Items from an interface collection
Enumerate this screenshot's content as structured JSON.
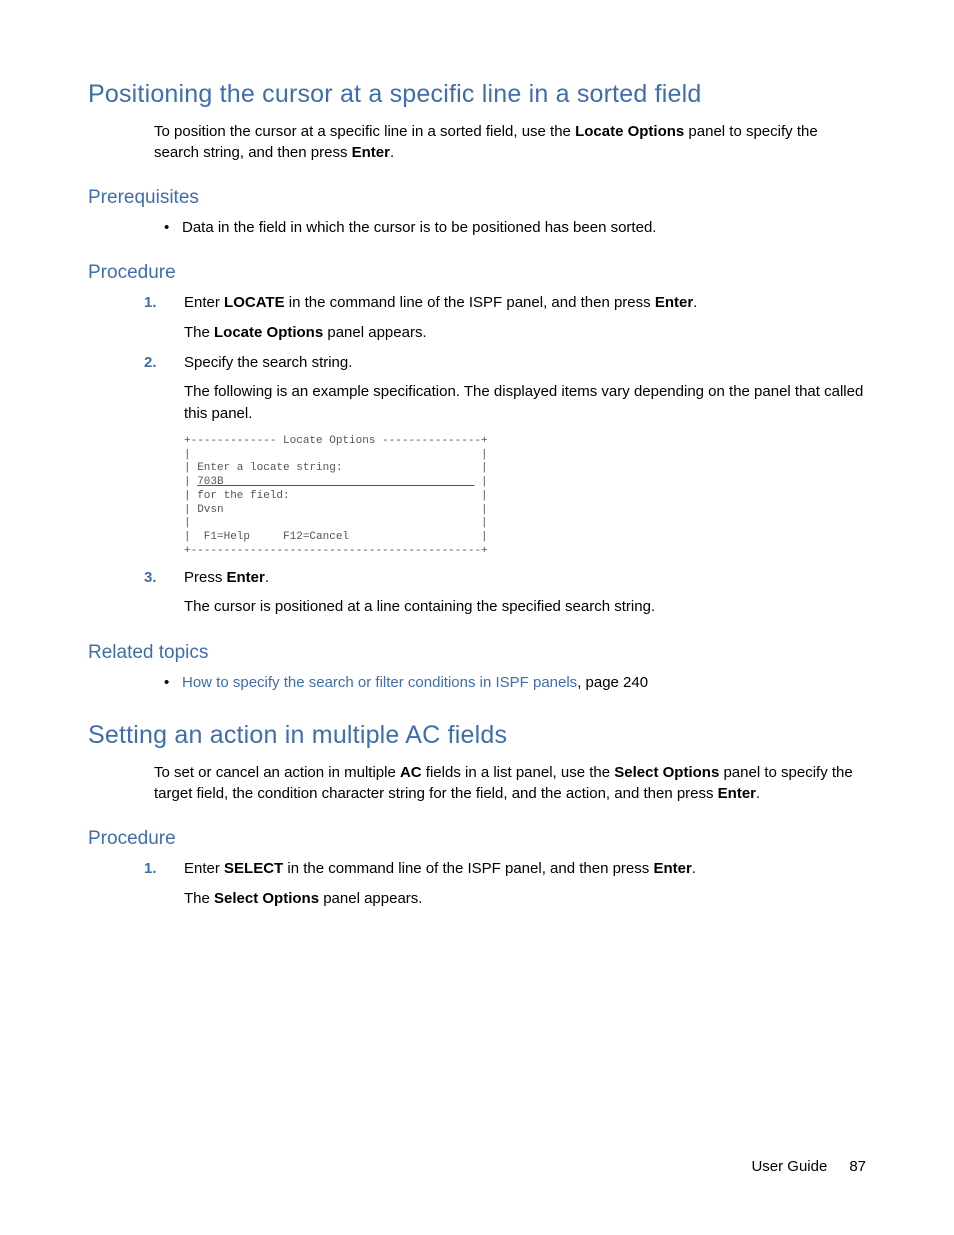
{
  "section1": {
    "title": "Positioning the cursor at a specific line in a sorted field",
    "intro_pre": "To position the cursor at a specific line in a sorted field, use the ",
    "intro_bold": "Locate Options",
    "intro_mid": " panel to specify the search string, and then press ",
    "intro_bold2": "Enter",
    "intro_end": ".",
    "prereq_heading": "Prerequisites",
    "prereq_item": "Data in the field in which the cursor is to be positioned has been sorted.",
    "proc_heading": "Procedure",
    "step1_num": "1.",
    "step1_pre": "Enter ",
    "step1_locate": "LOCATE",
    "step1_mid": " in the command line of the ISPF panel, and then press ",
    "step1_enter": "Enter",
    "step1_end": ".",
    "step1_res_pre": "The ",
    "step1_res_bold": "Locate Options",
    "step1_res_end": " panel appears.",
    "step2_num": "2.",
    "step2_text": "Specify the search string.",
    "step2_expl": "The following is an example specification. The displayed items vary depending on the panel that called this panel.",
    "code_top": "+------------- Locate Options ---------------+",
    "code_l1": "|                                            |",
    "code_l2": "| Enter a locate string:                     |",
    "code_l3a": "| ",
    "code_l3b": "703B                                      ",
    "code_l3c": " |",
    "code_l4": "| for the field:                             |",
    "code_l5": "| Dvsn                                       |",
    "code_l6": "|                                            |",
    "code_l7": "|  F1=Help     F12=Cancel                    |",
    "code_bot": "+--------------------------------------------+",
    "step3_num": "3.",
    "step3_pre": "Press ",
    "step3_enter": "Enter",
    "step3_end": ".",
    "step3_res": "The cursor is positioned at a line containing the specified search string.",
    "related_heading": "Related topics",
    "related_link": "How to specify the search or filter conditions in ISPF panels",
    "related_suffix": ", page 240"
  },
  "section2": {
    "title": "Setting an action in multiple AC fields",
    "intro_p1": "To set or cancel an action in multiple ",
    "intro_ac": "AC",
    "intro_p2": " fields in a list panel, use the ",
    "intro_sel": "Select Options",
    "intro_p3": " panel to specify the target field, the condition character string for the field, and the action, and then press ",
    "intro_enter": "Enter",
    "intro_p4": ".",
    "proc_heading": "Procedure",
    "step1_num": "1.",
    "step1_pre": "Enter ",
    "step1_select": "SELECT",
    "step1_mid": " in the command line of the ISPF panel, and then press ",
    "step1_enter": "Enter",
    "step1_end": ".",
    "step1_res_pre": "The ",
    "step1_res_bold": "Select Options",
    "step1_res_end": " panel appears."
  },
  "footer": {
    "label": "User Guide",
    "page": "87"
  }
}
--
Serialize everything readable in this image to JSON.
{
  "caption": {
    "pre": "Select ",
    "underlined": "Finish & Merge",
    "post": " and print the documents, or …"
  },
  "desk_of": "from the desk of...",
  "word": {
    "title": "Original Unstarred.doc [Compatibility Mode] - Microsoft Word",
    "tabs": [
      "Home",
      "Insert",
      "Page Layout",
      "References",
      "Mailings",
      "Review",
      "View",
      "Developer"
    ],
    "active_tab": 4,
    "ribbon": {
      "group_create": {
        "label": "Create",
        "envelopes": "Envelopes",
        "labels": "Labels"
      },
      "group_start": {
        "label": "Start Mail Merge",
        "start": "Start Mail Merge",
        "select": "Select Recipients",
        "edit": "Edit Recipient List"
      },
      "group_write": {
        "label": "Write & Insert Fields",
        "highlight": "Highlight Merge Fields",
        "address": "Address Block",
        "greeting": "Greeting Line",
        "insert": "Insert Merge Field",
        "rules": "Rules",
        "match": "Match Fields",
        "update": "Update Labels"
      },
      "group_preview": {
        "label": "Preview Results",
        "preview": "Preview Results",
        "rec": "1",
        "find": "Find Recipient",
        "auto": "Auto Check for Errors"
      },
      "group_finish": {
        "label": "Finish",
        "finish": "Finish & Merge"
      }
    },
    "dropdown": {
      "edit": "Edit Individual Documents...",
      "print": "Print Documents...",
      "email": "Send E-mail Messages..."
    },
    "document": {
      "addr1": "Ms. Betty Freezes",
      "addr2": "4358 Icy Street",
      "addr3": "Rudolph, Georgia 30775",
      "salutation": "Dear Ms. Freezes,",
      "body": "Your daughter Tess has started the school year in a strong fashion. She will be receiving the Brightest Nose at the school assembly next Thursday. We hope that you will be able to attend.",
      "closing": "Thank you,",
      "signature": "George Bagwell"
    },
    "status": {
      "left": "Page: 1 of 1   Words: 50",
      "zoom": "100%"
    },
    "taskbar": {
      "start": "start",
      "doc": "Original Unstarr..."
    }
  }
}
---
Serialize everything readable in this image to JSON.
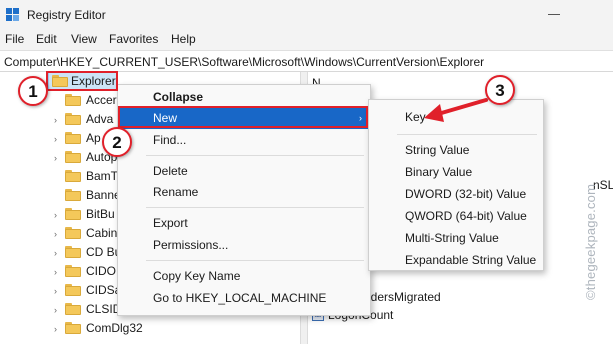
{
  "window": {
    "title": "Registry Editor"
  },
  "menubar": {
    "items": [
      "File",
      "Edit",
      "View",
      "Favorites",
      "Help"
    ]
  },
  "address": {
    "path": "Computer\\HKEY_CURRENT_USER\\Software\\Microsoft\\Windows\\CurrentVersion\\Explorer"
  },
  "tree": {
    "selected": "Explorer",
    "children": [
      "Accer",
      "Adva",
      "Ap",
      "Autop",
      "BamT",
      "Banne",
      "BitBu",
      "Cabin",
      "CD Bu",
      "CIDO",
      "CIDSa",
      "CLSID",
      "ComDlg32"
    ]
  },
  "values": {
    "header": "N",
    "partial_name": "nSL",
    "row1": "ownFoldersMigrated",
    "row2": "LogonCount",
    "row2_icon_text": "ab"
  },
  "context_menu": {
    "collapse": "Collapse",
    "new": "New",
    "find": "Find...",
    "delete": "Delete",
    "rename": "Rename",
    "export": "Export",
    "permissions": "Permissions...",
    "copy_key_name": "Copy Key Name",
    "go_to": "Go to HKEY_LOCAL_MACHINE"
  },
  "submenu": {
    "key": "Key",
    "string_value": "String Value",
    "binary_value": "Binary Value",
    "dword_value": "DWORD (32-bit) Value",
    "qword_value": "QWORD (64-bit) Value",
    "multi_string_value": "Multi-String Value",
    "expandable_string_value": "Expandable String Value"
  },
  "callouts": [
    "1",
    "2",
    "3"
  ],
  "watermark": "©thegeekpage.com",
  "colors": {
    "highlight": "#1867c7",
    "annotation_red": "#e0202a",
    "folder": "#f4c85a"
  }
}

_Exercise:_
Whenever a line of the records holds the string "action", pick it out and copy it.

_Solution to this exercise:_
    "title": "Setting an action in multiple AC fields",
    "intro_p1": "To set or cancel an action in multiple ",
    "intro_p3": " panel to specify the target field, the condition character string for the field, and the action, and then press ",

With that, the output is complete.